French MPs voted to ban the use of mobile phones in primary and middle schools on Thursday.
Under the new measures, students under 15 will have to keep cellphones out of sight while on school grounds. The new law makes an exception for phones used for "pedagogic purposes" or equipment needed by handicapped children.
The suggestion of a law about the usage of mobile phones in primary and middle schools was adopted in a public session.
By a show of hands, French lawmakers voted to put the law in place, which will now go to the Senate.
The ban on cell phones in schools — one of Macron’s campaign promises — is geared towards improving students’ concentration and preventing cyberbullying and the watching of pornography.
Education minister Jean-Michel Blanquer called it a "detox measure" to combat distraction and bullying.
If approved, the new law would kick in at the start of the next school year in September.
Critics of the ban say it will be difficult to enforce since teachers won’t be able to police every single student.
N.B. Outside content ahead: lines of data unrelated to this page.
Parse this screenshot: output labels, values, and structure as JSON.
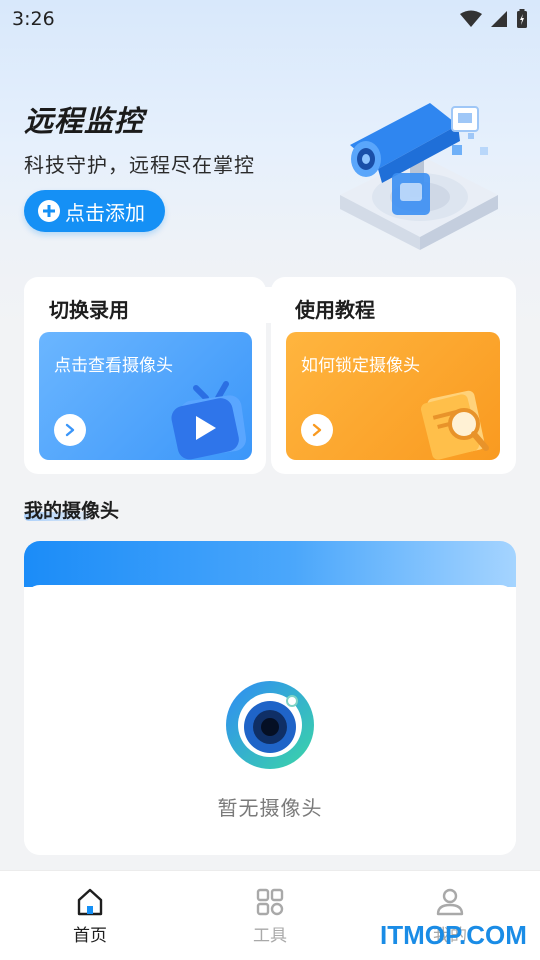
{
  "status_bar": {
    "time": "3:26"
  },
  "hero": {
    "title": "远程监控",
    "subtitle": "科技守护，远程尽在掌控",
    "add_button_label": "点击添加"
  },
  "cards": [
    {
      "title": "切换录用",
      "panel_label": "点击查看摄像头",
      "accent": "#3b96f9"
    },
    {
      "title": "使用教程",
      "panel_label": "如何锁定摄像头",
      "accent": "#f99a20"
    }
  ],
  "my_cameras": {
    "section_title": "我的摄像头",
    "empty_text": "暂无摄像头"
  },
  "bottom_nav": {
    "items": [
      {
        "label": "首页",
        "icon": "home-icon",
        "active": true
      },
      {
        "label": "工具",
        "icon": "grid-icon",
        "active": false
      },
      {
        "label": "我的",
        "icon": "profile-icon",
        "active": false
      }
    ]
  },
  "watermark": "ITMOP.COM",
  "colors": {
    "primary": "#1590f5",
    "orange": "#f99a20",
    "background": "#f2f3f5"
  }
}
A study by a French agency in charge of regulating telecommunications (ARCEP) showed that 93% of teenagers aged 12 to 17 owned a mobile phone in 2016 — in contrast to 72% in 2005.